Syntax highlighting is a profoundly useful feature for developers. To make it work, you must produce a concise and accurate description of the syntax of your language. For a rich language with a long, organic history, this can be a significant challenge. SAS engaged in a multi-year project using multiple markup languages to produce a scalable, automated solution: building the syntax descriptions directly from the language documentation.

Thursday 16:00 16:30 EDT

Workflows for white hats: Challenges and potentials of declarative markup for systems security assurance

Wendell Piez

Declarative markup (not just XML but also its predecessors and near neighbors) has succeeded in many kinds of information management tasks. Most especially, it has proven to be broadly applicable in technical publishing. The needs of the Open Security Controls Assessment Language (OSCAL) do not appear, on the surface at least, to be similar to publishing. And yet, below the surface we find striking similarity. Declarative markup, perhaps, can get the job done by doing the job.

Friday, July 31, 2020

Friday 11:00 11:30 EDT

XML for art: A case study

Mary Holstege

Art, it has been argued, lives where there is complexity: between the boundaries of pure order and pure chaos. Generative art applies judicious amounts of randomness to the pure order of algorithmic logic to produce candidate works of art, which the artist selects from. The XML stack forms a palette for these works. Algorithms can be expressed in XSLT and XQuery, randomness can be introduced through simple and higher-order functions, and SVG can be the canvas. Along the way, common problems of annotation, knowledge management, and searching arise.
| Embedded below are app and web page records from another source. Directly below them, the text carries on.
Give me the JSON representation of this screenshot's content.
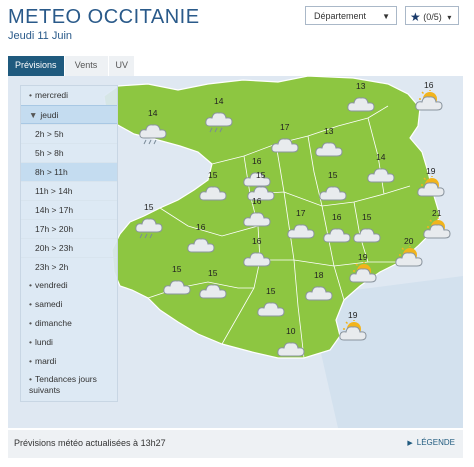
{
  "header": {
    "title": "METEO OCCITANIE",
    "date": "Jeudi 11 Juin",
    "department_select": "Département",
    "favorites": "(0/5)"
  },
  "tabs": [
    {
      "label": "Prévisions"
    },
    {
      "label": "Vents"
    },
    {
      "label": "UV"
    }
  ],
  "menu": {
    "days_before": [
      "mercredi"
    ],
    "selected_day": "jeudi",
    "slots": [
      "2h > 5h",
      "5h > 8h",
      "8h > 11h",
      "11h > 14h",
      "14h > 17h",
      "17h > 20h",
      "20h > 23h",
      "23h > 2h"
    ],
    "active_slot": "8h > 11h",
    "days_after": [
      "vendredi",
      "samedi",
      "dimanche",
      "lundi",
      "mardi"
    ],
    "trends": "Tendances jours suivants"
  },
  "forecast": [
    {
      "temp": "14",
      "icon": "rain-cloud-icon"
    },
    {
      "temp": "14",
      "icon": "rain-cloud-icon"
    },
    {
      "temp": "13",
      "icon": "cloud-icon"
    },
    {
      "temp": "16",
      "icon": "sun-cloud-icon"
    },
    {
      "temp": "17",
      "icon": "cloud-icon"
    },
    {
      "temp": "13",
      "icon": "cloud-icon"
    },
    {
      "temp": "16",
      "icon": "cloud-icon"
    },
    {
      "temp": "14",
      "icon": "cloud-icon"
    },
    {
      "temp": "15",
      "icon": "cloud-icon"
    },
    {
      "temp": "15",
      "icon": "cloud-icon"
    },
    {
      "temp": "15",
      "icon": "cloud-icon"
    },
    {
      "temp": "19",
      "icon": "sun-cloud-icon"
    },
    {
      "temp": "15",
      "icon": "rain-cloud-icon"
    },
    {
      "temp": "16",
      "icon": "cloud-icon"
    },
    {
      "temp": "17",
      "icon": "cloud-icon"
    },
    {
      "temp": "16",
      "icon": "cloud-icon"
    },
    {
      "temp": "15",
      "icon": "cloud-icon"
    },
    {
      "temp": "21",
      "icon": "sun-cloud-icon"
    },
    {
      "temp": "16",
      "icon": "cloud-icon"
    },
    {
      "temp": "16",
      "icon": "cloud-icon"
    },
    {
      "temp": "20",
      "icon": "sun-cloud-icon"
    },
    {
      "temp": "15",
      "icon": "cloud-icon"
    },
    {
      "temp": "15",
      "icon": "cloud-icon"
    },
    {
      "temp": "18",
      "icon": "cloud-icon"
    },
    {
      "temp": "19",
      "icon": "sun-cloud-icon"
    },
    {
      "temp": "15",
      "icon": "cloud-icon"
    },
    {
      "temp": "19",
      "icon": "sun-cloud-icon"
    },
    {
      "temp": "10",
      "icon": "cloud-icon"
    }
  ],
  "footer": {
    "update_text": "Prévisions météo actualisées à 13h27",
    "legend": "LÉGENDE"
  }
}
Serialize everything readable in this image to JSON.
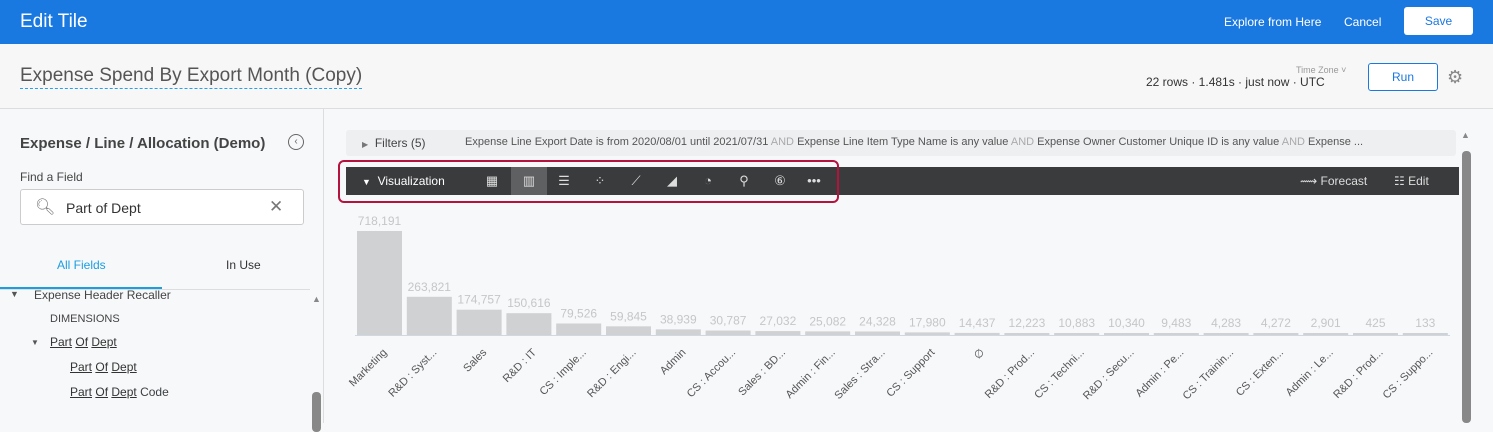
{
  "header": {
    "title": "Edit Tile",
    "explore": "Explore from Here",
    "cancel": "Cancel",
    "save": "Save"
  },
  "tile": {
    "title": "Expense Spend By Export Month (Copy)",
    "timezone_label": "Time Zone ˅",
    "meta": "22 rows · 1.481s · just now · UTC",
    "run": "Run"
  },
  "sidebar": {
    "model": "Expense / Line / Allocation (Demo)",
    "find_label": "Find a Field",
    "search_value": "Part of Dept",
    "tabs": [
      "All Fields",
      "In Use"
    ],
    "tree": {
      "view": "Expense Header Recaller",
      "section": "DIMENSIONS",
      "group": [
        "Part",
        "Of",
        "Dept"
      ],
      "fields": [
        {
          "words": [
            "Part",
            "Of",
            "Dept"
          ],
          "suffix": ""
        },
        {
          "words": [
            "Part",
            "Of",
            "Dept"
          ],
          "suffix": " Code"
        }
      ]
    }
  },
  "filters": {
    "label": "Filters (5)",
    "clauses": [
      "Expense Line Export Date is from 2020/08/01 until 2021/07/31",
      "Expense Line Item Type Name is any value",
      "Expense Owner Customer Unique ID is any value",
      "Expense ..."
    ],
    "joiner": "AND"
  },
  "visualization": {
    "label": "Visualization",
    "types": [
      "table",
      "column",
      "bar",
      "scatter",
      "line",
      "area",
      "pie",
      "map",
      "single-value",
      "more"
    ],
    "selected": "column",
    "forecast": "Forecast",
    "edit": "Edit"
  },
  "chart_data": {
    "type": "bar",
    "categories": [
      "Marketing",
      "R&D : Syst...",
      "Sales",
      "R&D : IT",
      "CS : Imple...",
      "R&D : Engi...",
      "Admin",
      "CS : Accou...",
      "Sales : BD...",
      "Admin : Fin...",
      "Sales : Stra...",
      "CS : Support",
      "∅",
      "R&D : Prod...",
      "CS : Techni...",
      "R&D : Secu...",
      "Admin : Pe...",
      "CS : Trainin...",
      "CS : Exten...",
      "Admin : Le...",
      "R&D : Prod...",
      "CS : Suppo..."
    ],
    "values": [
      718191,
      263821,
      174757,
      150616,
      79526,
      59845,
      38939,
      30787,
      27032,
      25082,
      24328,
      17980,
      14437,
      12223,
      10883,
      10340,
      9483,
      4283,
      4272,
      2901,
      425,
      133
    ],
    "value_labels": [
      "718,191",
      "263,821",
      "174,757",
      "150,616",
      "79,526",
      "59,845",
      "38,939",
      "30,787",
      "27,032",
      "25,082",
      "24,328",
      "17,980",
      "14,437",
      "12,223",
      "10,883",
      "10,340",
      "9,483",
      "4,283",
      "4,272",
      "2,901",
      "425",
      "133"
    ],
    "bar_color": "#cfd1d3",
    "data_labels": true,
    "grid": false
  }
}
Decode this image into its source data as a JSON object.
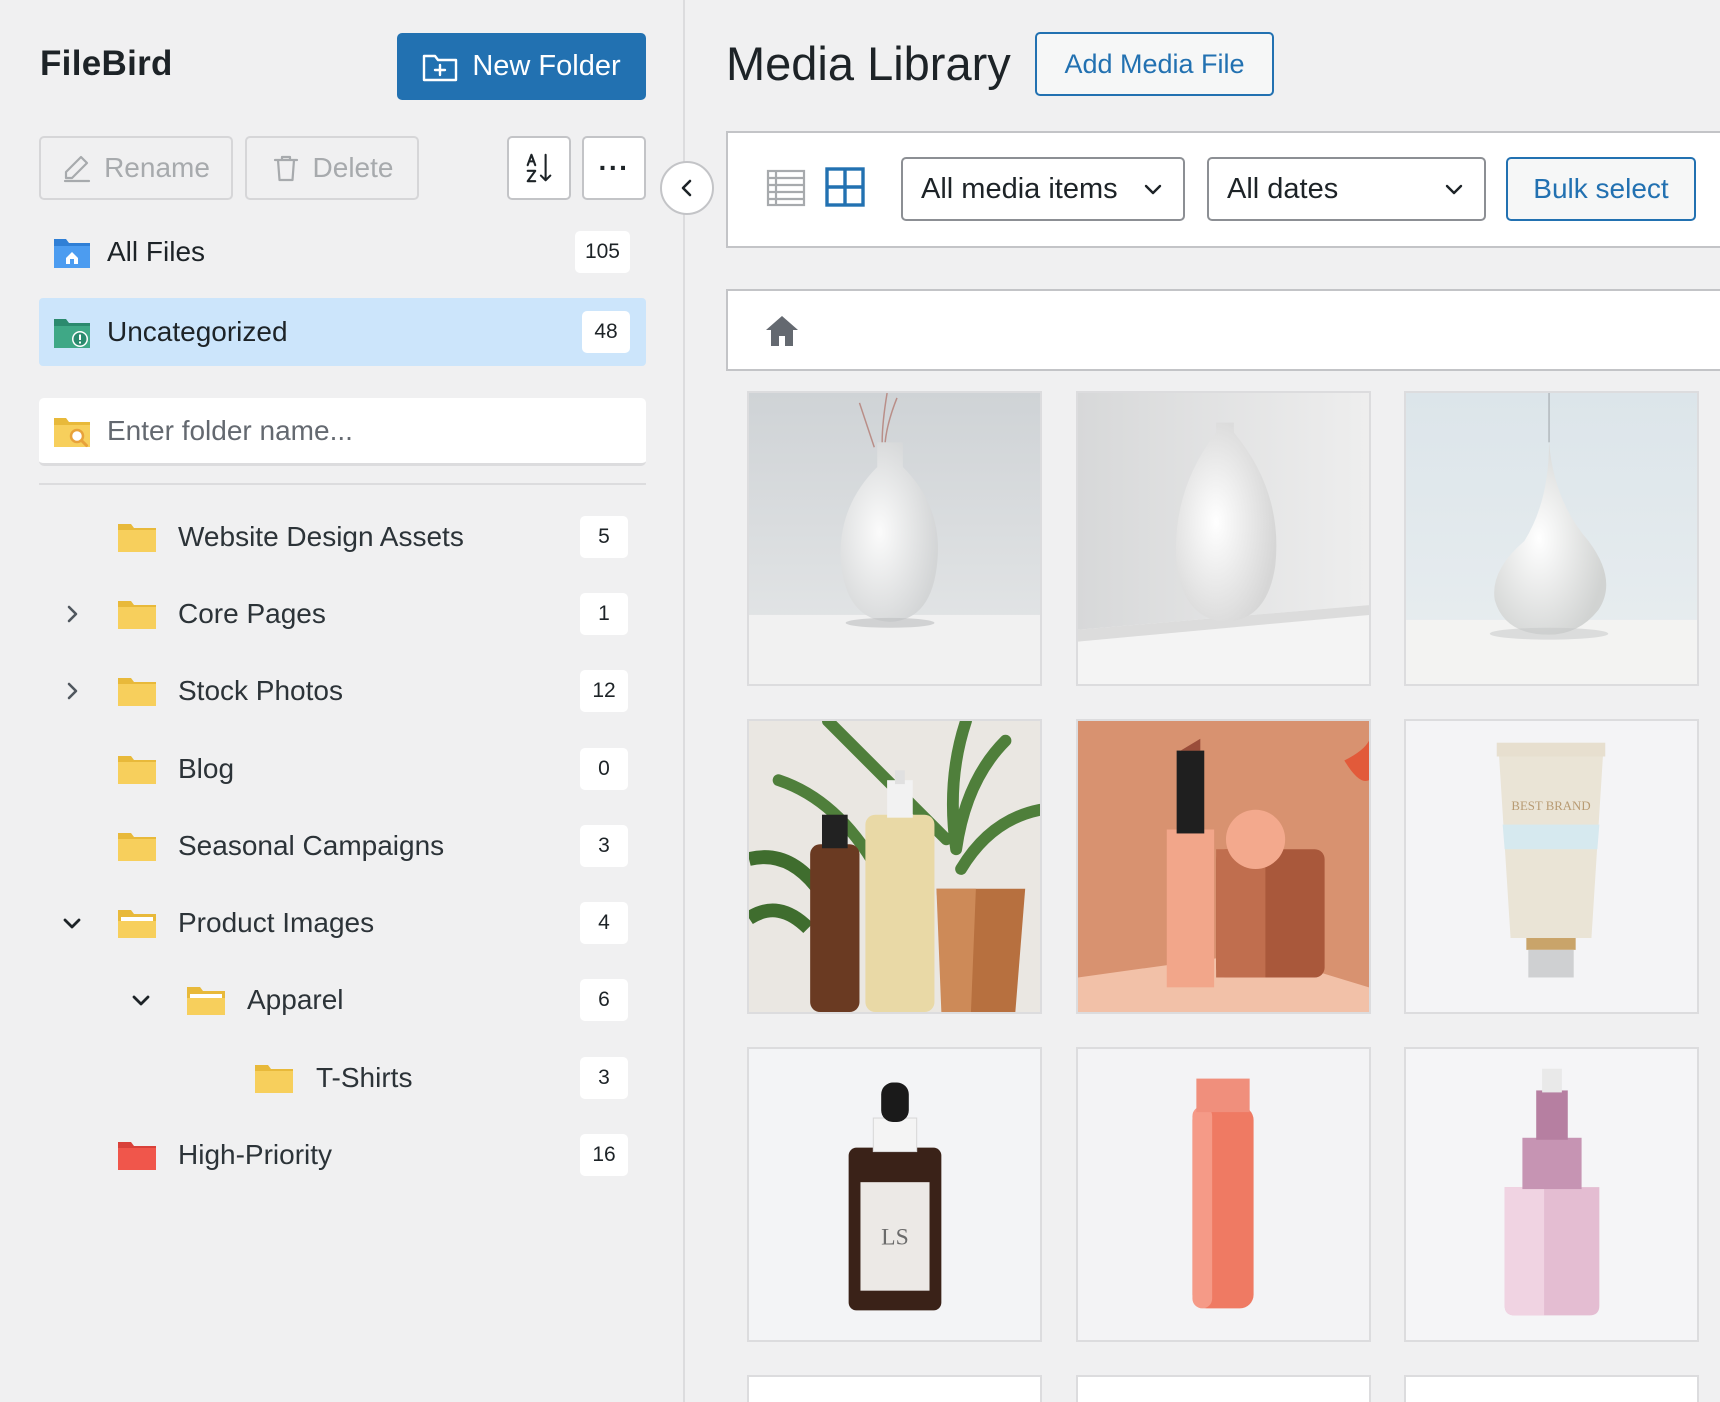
{
  "sidebar": {
    "brand": "FileBird",
    "new_folder_label": "New Folder",
    "rename_label": "Rename",
    "delete_label": "Delete",
    "more_label": "···",
    "all_files": {
      "label": "All Files",
      "count": "105"
    },
    "uncategorized": {
      "label": "Uncategorized",
      "count": "48"
    },
    "search_placeholder": "Enter folder name...",
    "folders": [
      {
        "label": "Website Design Assets",
        "count": "5",
        "toggle": "none",
        "depth": 0,
        "color": "#f7c948"
      },
      {
        "label": "Core Pages",
        "count": "1",
        "toggle": "collapsed",
        "depth": 0,
        "color": "#f7c948"
      },
      {
        "label": "Stock Photos",
        "count": "12",
        "toggle": "collapsed",
        "depth": 0,
        "color": "#f7c948"
      },
      {
        "label": "Blog",
        "count": "0",
        "toggle": "none",
        "depth": 0,
        "color": "#f7c948"
      },
      {
        "label": "Seasonal Campaigns",
        "count": "3",
        "toggle": "none",
        "depth": 0,
        "color": "#f7c948"
      },
      {
        "label": "Product Images",
        "count": "4",
        "toggle": "expanded",
        "depth": 0,
        "color": "#f7c948"
      },
      {
        "label": "Apparel",
        "count": "6",
        "toggle": "expanded",
        "depth": 1,
        "color": "#f7c948"
      },
      {
        "label": "T-Shirts",
        "count": "3",
        "toggle": "none",
        "depth": 2,
        "color": "#f7c948"
      },
      {
        "label": "High-Priority",
        "count": "16",
        "toggle": "none",
        "depth": 0,
        "color": "#f0564b"
      }
    ]
  },
  "main": {
    "title": "Media Library",
    "add_media_label": "Add Media File",
    "filter_media": "All media items",
    "filter_dates": "All dates",
    "bulk_select_label": "Bulk select",
    "media_tiles": [
      {
        "subject": "vase-with-reeds"
      },
      {
        "subject": "white-vase-on-ledge"
      },
      {
        "subject": "teardrop-vase"
      },
      {
        "subject": "bottles-with-plant"
      },
      {
        "subject": "lipstick-peach"
      },
      {
        "subject": "cream-tube",
        "text": "BEST BRAND"
      },
      {
        "subject": "dropper-bottle",
        "text": "LS"
      },
      {
        "subject": "coral-bottle"
      },
      {
        "subject": "pink-perfume"
      }
    ]
  },
  "colors": {
    "accent": "#2271b1",
    "active_row": "#cce5fb",
    "folder_yellow": "#f7c948",
    "folder_red": "#f0564b"
  }
}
Surprisingly, perhaps, so does issue of the separation of form and content.

Friday 12:00 12:30 EDT

Pipelined XSLT transformations

Ari Nordström
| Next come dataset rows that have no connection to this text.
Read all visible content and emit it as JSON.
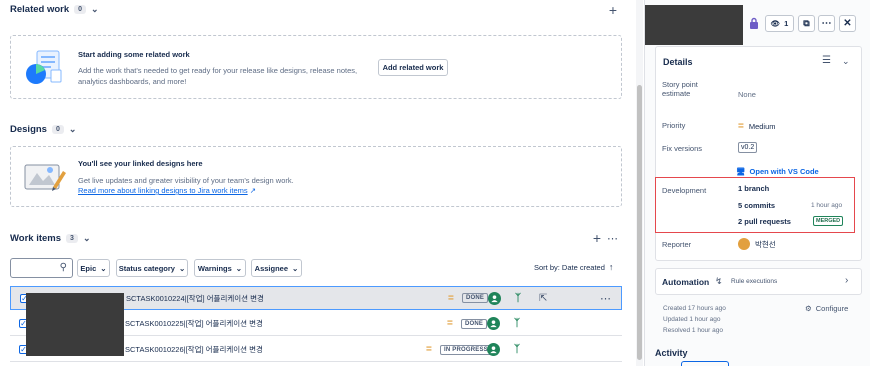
{
  "related_work": {
    "title": "Related work",
    "count": "0",
    "empty_title": "Start adding some related work",
    "empty_desc_1": "Add the work that's needed to get ready for your release like designs, release notes,",
    "empty_desc_2": "analytics dashboards, and more!",
    "add_button": "Add related work",
    "add_icon": "plus-icon"
  },
  "designs": {
    "title": "Designs",
    "count": "0",
    "empty_title": "You'll see your linked designs here",
    "empty_desc": "Get live updates and greater visibility of your team's design work.",
    "link_text": "Read more about linking designs to Jira work items"
  },
  "work_items": {
    "title": "Work items",
    "count": "3",
    "filters": [
      "Epic",
      "Status category",
      "Warnings",
      "Assignee"
    ],
    "sort_label": "Sort by: Date created",
    "rows": [
      {
        "key": "SCTASK0010224|[작업] 어플리케이션 변경",
        "status": "DONE",
        "priority_icon": "medium-priority-icon"
      },
      {
        "key": "SCTASK0010225|[작업] 어플리케이션 변경",
        "status": "DONE",
        "priority_icon": "medium-priority-icon"
      },
      {
        "key": "SCTASK0010226|[작업] 어플리케이션 변경",
        "status": "IN PROGRESS",
        "priority_icon": "medium-priority-icon"
      }
    ]
  },
  "header_right": {
    "watch_count": "1"
  },
  "details": {
    "title": "Details",
    "story_points_label": "Story point estimate",
    "story_points_value": "None",
    "priority_label": "Priority",
    "priority_value": "Medium",
    "fix_versions_label": "Fix versions",
    "fix_versions_value": "v0.2",
    "open_vscode": "Open with VS Code",
    "development_label": "Development",
    "branches": "1 branch",
    "commits": "5 commits",
    "commits_time": "1 hour ago",
    "pull_requests": "2 pull requests",
    "pr_status": "MERGED",
    "reporter_label": "Reporter",
    "reporter_value": "박현선"
  },
  "automation": {
    "title": "Automation",
    "rule_executions": "Rule executions"
  },
  "meta": {
    "created": "Created 17 hours ago",
    "updated": "Updated 1 hour ago",
    "resolved": "Resolved 1 hour ago",
    "configure": "Configure"
  },
  "activity": {
    "title": "Activity"
  },
  "colors": {
    "accent": "#0c66e4",
    "success": "#1f845a",
    "priority_medium": "#e2a03f",
    "highlight_border": "#e5484d"
  }
}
Sure, you can do almost anything in a monster, monolithic XSLT program. But you can make life much easier for yourself, and produce code that’s easier to maintain as well, if you break your process into steps and bind them together with XProc. Pipelining not only speeds and simplifies coding, it also aids debugging, testing, and even documentation. Even if you’re an experienced XSLT coder, it’s worth considering.

Friday 14:00 14:30 EDT

Asynchronous XSLT (LB)

Michael Kay Saxonica

Javascript, with its dependence on asynchronous interactions, would seem to be intrinsically in conflict with XSLT and its expectations, like reading in whole documents. Saxon-JS 1.0 attempted to work around this conflict with a specialized scheduling instruction added to XSLT. Saxon-JS 2.0 attempts to deal with asynchrony on both the server and the client and has gone further than 1.0. But the work on 2.0 development has given the developers a good opportunity to come up with ideas for a more ambitious solution in the future.

Friday 15:00 15:30 EDT

Fault tolerance, error tolerance, diversity tolerance

C. M. Sperberg-McQueen Black Mesa Technologies LLC

How to react when things are not as we expect them to be.